I didn’t really like them very much. I preferred more measured books like Graham Swift’s “Waterland”. Amis was too full of himself, I thought. Ian McEwan was original, but once you’d read two, you’d have read them all (the second half of “Possession” proved me wrong, of course), while Julian Barnes was… well, he just wasn’t my thing. I couldn’t stand him. I found him phoney, so full of words, so… so English Literature with Capital Letters.
It was revulsion at first reading.
Fortunately, I wasn’t stuck with literature. I was reading crime novels, too, and one of my big discoveries in the mid-80s was a little-known UK crime writer who really pushed all the right buttons. He was funny, nasty, and had a great way with words. His name was Dan Kavanagh, and he had a hero named Duffy who wasn’t sure quite sure whether he was homosexual, heterosexual, or something else.
The other great thing about Dan Kavanagh – apart from the fact that he had been “a steer-wrestler, a waiter-on-roller-skates at a drive-in in Tucson and a bouncer in a gay bar in San Francisco” – was that he wrote a mean Incipit. Not blockbusters, but subtle, razor-sharp scene openers. This one is from Fiddle City, the second of the four novels he published before his mysterious demise in the mid-80s…

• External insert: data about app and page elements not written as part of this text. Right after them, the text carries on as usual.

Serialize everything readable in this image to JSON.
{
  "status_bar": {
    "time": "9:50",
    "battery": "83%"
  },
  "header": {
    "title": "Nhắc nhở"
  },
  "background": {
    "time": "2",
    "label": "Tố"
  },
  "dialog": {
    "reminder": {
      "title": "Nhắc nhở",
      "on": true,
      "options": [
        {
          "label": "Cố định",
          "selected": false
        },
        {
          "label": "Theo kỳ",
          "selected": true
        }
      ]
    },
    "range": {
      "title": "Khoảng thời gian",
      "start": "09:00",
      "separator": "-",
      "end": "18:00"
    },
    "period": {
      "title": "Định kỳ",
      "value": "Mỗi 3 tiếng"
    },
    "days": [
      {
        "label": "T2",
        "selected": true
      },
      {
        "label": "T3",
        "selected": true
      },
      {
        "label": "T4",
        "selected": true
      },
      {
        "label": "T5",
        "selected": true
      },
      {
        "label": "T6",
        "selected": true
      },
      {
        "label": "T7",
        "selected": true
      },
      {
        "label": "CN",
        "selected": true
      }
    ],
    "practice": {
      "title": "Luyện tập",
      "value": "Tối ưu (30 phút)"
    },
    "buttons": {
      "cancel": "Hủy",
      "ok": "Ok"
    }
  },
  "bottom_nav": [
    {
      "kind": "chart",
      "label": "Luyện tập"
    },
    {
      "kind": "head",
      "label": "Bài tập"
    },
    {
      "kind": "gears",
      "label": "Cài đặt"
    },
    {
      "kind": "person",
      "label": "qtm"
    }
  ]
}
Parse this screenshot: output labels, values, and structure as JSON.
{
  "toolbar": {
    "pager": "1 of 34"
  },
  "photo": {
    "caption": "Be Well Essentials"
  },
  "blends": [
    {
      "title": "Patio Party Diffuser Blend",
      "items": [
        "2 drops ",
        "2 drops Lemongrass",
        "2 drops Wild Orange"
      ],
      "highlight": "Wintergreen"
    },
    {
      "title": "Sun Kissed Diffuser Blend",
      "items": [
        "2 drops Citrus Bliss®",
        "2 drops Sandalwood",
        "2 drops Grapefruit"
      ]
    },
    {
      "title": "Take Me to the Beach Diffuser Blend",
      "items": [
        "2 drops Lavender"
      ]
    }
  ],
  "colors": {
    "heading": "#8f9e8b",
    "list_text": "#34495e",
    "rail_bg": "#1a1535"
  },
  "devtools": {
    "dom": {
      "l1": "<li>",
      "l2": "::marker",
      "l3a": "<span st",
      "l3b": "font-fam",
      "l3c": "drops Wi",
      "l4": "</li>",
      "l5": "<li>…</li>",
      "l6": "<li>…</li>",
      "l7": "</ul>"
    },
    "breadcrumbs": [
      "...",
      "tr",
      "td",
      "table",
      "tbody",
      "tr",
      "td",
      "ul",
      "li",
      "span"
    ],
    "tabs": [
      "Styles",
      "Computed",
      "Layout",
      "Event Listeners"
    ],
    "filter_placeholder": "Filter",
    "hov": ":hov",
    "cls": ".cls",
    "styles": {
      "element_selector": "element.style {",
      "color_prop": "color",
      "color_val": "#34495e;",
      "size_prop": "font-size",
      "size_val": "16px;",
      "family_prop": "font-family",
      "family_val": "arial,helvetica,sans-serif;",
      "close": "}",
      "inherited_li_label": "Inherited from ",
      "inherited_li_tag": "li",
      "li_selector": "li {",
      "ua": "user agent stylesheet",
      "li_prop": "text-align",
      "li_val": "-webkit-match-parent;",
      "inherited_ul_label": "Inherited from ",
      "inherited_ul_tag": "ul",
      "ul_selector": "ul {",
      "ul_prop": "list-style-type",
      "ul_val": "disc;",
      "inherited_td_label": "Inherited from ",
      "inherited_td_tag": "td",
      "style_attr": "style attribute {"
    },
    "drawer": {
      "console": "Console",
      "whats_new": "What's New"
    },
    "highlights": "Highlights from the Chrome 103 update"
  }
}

“The day they crashed McKay, not much else happened on the M4. At least, not on the stretch between Heathrow and Chiswick; further west was someone else’s patch, so who cared? Especially as it was one of those warm, hazy August mornings when the police cars bask like lizards on their special roadside ramps; when those few extra feet above the tarmac permit a careless, unobserved, cap-tilted snooze. And then, perhaps, towards 11.30, the quiet phut and crackle of the FM radio would be eased a bit lower, and finally drowned out by the tiny portable in the blue pocket, tuned to the ball-by-ball.”
God knows and sees all things.
He sees that McKay has been forced to crash by criminals.
He sees that nothing else is happening between Chiswick and Heathrow (airport).
He notices the coppers snoozing in their cars beside the motorway.
He knows that the cricket starts from Lords at half-past eleven…
Apart from “crashing Mckay,” i.e., driving him off the road, it is all so fwightfully Bwitish.
That was what I loved about it! It was a perfect social satire on a world where the only thing that really counted was cricket.
I read a few chapters last night and loved it all over again. This one – along with “Duffy,” “Putting the Boot In” and “Going To The Dogs” – will all have a guaranteed place on my bookshelf ‘til the end of time.
Oh yeah, I nearly forget to say. Dan Kavanagh’s demise?
Dan became Julian Barnes and he started writing ‘literature’… OMG!